Fakultet pedagoških nauka

FAKULTET PEDAGOŠKIH NAUKA UNIVERZITETA U KRAGUJEVCU, JAGODINA Milana Mijalkovića 14, 35000 Jagodina, Tel/Faks: +381 (0)35 8223-805, Tel: +381 (0)35 8222-262


Download full text in PDF


Olja R. Milošević

DOI: 10.46793/pctja.19.350M
UDK: 37.031-053.6


Adolescence is a critical period of life and only if teachers understand its dynamic nature, are they able to identify students’ needs and to assist them in the process of growing up and learning. Students are motivated to learn when they see the relevance of the content and if they can find a connection between instruction and the demands of modern society. Therefore, instruction needs to provide an academic challenge and develop the life skills that students need in future. This paper presents findings from some small-scale qualitative research that was carried out with adolescent students and their teachers in two different educational institutions in Serbia. The research had two aims: to establish what competencies adolescent students consider important for their future and to discover how teachers attempt to address the needs of their students. In order to understand what young people view as important for the future, in-depth semi-structured interviews were carried out with 14 students.

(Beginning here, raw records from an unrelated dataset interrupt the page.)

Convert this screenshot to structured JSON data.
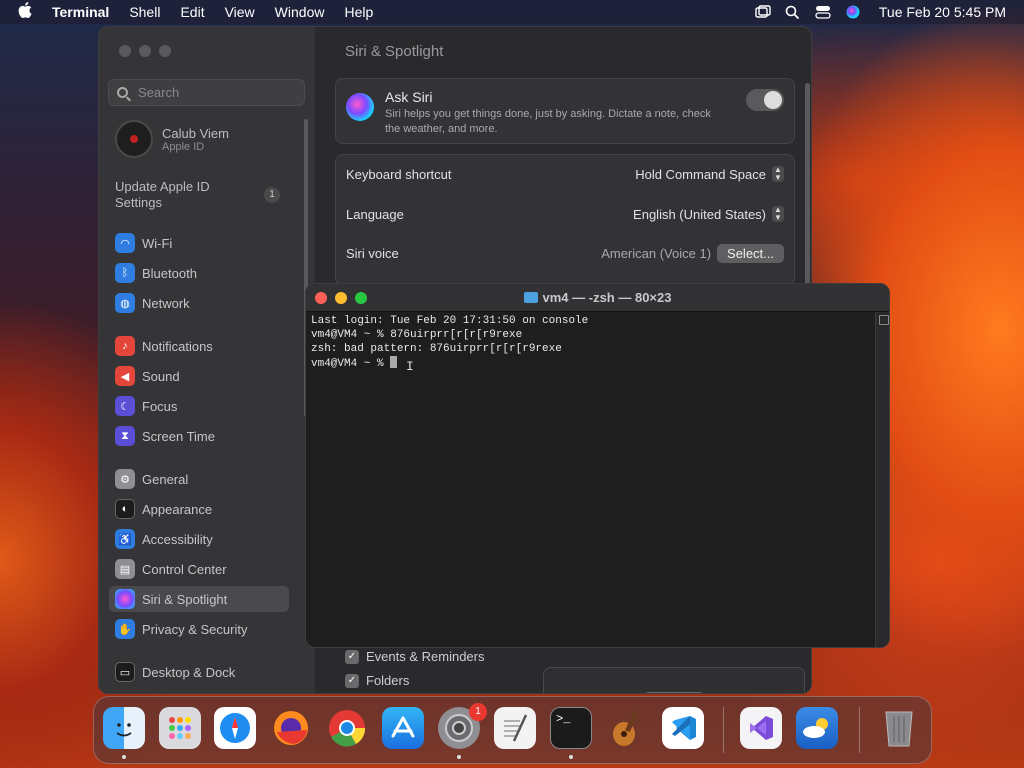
{
  "menubar": {
    "app": "Terminal",
    "items": [
      "Shell",
      "Edit",
      "View",
      "Window",
      "Help"
    ],
    "clock": "Tue Feb 20  5:45 PM"
  },
  "settings": {
    "title": "Siri & Spotlight",
    "search_placeholder": "Search",
    "profile": {
      "name": "Calub Viem",
      "sub": "Apple ID"
    },
    "update_notice": "Update Apple ID Settings",
    "update_badge": "1",
    "sidebar": [
      {
        "label": "Wi-Fi",
        "icon": "wifi-icon",
        "color": "#2f7de1"
      },
      {
        "label": "Bluetooth",
        "icon": "bluetooth-icon",
        "color": "#2f7de1"
      },
      {
        "label": "Network",
        "icon": "globe-icon",
        "color": "#2f7de1"
      },
      {
        "label": "Notifications",
        "icon": "bell-icon",
        "color": "#e5463c"
      },
      {
        "label": "Sound",
        "icon": "speaker-icon",
        "color": "#e5463c"
      },
      {
        "label": "Focus",
        "icon": "moon-icon",
        "color": "#5b4fd6"
      },
      {
        "label": "Screen Time",
        "icon": "hourglass-icon",
        "color": "#5b4fd6"
      },
      {
        "label": "General",
        "icon": "gear-icon",
        "color": "#8e8e93"
      },
      {
        "label": "Appearance",
        "icon": "appearance-icon",
        "color": "#1c1c1e"
      },
      {
        "label": "Accessibility",
        "icon": "accessibility-icon",
        "color": "#2f7de1"
      },
      {
        "label": "Control Center",
        "icon": "control-center-icon",
        "color": "#8e8e93"
      },
      {
        "label": "Siri & Spotlight",
        "icon": "siri-icon",
        "color": "#b04fd6"
      },
      {
        "label": "Privacy & Security",
        "icon": "hand-icon",
        "color": "#2f7de1"
      },
      {
        "label": "Desktop & Dock",
        "icon": "dock-icon",
        "color": "#1c1c1e"
      }
    ],
    "ask_siri": {
      "title": "Ask Siri",
      "description": "Siri helps you get things done, just by asking. Dictate a note, check the weather, and more.",
      "enabled": true
    },
    "rows": [
      {
        "label": "Keyboard shortcut",
        "value": "Hold Command Space"
      },
      {
        "label": "Language",
        "value": "English (United States)"
      },
      {
        "label": "Siri voice",
        "value": "American (Voice 1)",
        "button": "Select..."
      }
    ],
    "checkboxes": [
      {
        "label": "Events & Reminders",
        "checked": true
      },
      {
        "label": "Folders",
        "checked": true
      }
    ]
  },
  "terminal": {
    "title": "vm4 — -zsh — 80×23",
    "lines": [
      "Last login: Tue Feb 20 17:31:50 on console",
      "vm4@VM4 ~ % 876uirprr[r[r[r9rexe",
      "zsh: bad pattern: 876uirprr[r[r[r9rexe",
      "vm4@VM4 ~ % "
    ]
  },
  "dock": [
    {
      "name": "Finder",
      "icon": "finder-icon"
    },
    {
      "name": "Launchpad",
      "icon": "launchpad-icon"
    },
    {
      "name": "Safari",
      "icon": "safari-icon"
    },
    {
      "name": "Firefox",
      "icon": "firefox-icon"
    },
    {
      "name": "Chrome",
      "icon": "chrome-icon"
    },
    {
      "name": "App Store",
      "icon": "app-store-icon"
    },
    {
      "name": "System Settings",
      "icon": "system-settings-icon",
      "badge": "1"
    },
    {
      "name": "TextEdit",
      "icon": "textedit-icon"
    },
    {
      "name": "Terminal",
      "icon": "terminal-icon"
    },
    {
      "name": "Instruments",
      "icon": "instruments-icon"
    },
    {
      "name": "Visual Studio Code",
      "icon": "vscode-icon"
    },
    {
      "name": "Visual Studio",
      "icon": "visual-studio-icon"
    },
    {
      "name": "Weather",
      "icon": "weather-icon"
    },
    {
      "name": "Trash",
      "icon": "trash-icon"
    }
  ]
}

Indepth interviews with the teachers helped establish what steps teachers should take to assist the adolescents to develop life skills. The findings indicate that collaboration, critical thinking, and taking responsibility for learning are identified as areas that students need to develop in order to be successful in school and later in life.

Keywords: adolescence, affective skills, collaboration, critical thinking.


Barahal S. (2008.) Thinking about Thinking: Preservice teachers strengthen their thinking artfully. Phi Delta Kappan, 90 (4), 298‒302. https://doi.org/10.1177/003172170809000412

Black, R. W. (2009). English-Language Learners, Fan Communities, and 21st-Century Skills. Journal of Adolescent and Adult Literacy Association, 52 (8), 688‒697. https://doi.org/10.1598/JAAL.52.8.4

Bridgstock, R. (2009) The graduate attributes we’ve overlooked: enhancing graduate employability through career management skills. Higher Education Research & Development, 28:1, 31‒44, http://undergrad.ucf.edu/whatsnext/wp-content/uploads/2016/03/The-Graduate-Attributes-Weve-Overlooked.pdf  (Accessed on 25 March 2019).

Kay, K. (2009). Middle Schools Preparing Young People for 21st Century Life and Work. Middle School Journal, 40 (5), 41‒45. https://doi.org/10.1080/00940771.2009.11461691

Kessler, G. (2013). Collaborative Language Learning in Co-constructed Participatory Culture. CALICO Journal, 30 (3), 307‒322.

Middle Years Programme: Language Acquisition Guide (2014). International Baccalaureate Organization.

Miri, B., David B. C. & Zoller, U. (2007). Purposely Teaching for the Promotion of Higher-order Thinking Skills: A Case of Critical Thinking. Res Sci Educ, 37, 353–369. https://doi.org/10.1007/s11165-006-9029-2

Prolman, F. (2017). Building Your Instructional Leadership. The Learning Collaborative.

Rosefsky Saavedra, A. & Opfer, V. D. (2012). Learning 21st-century skills requires 21st-century teaching. The Phi Delta Kappan, 94 (2), 8‒11. https://doi.org/10.1177/003172171209400203

Sheppard, M. & Levy, S. A. (2019). Emotions and teacher decision-making: An analysis of social studies teachers’ perspectives. Teaching and Teacher Education, 77, 193–203.

Thornbury, S. & Slade, D. (2006). Conversation: from Description to Pedagogy. Cambridge: CUP. https://doi.org/10.1017/CBO9780511733123

Ustunluoglu, E. (2004). Language Teaching through Critical Thinking and Self-Awareness. English Teaching Forum, 42/3, 1–7.

Vygotsky, L. S. (1978) Mind in Society. Cambridge, MA: Harvard University Press.

Williams, M. & Burden, R. L. (1997). Psychology for Language Teachers: a Social Constructivist Approach. Cambridge: Cambridge University Press.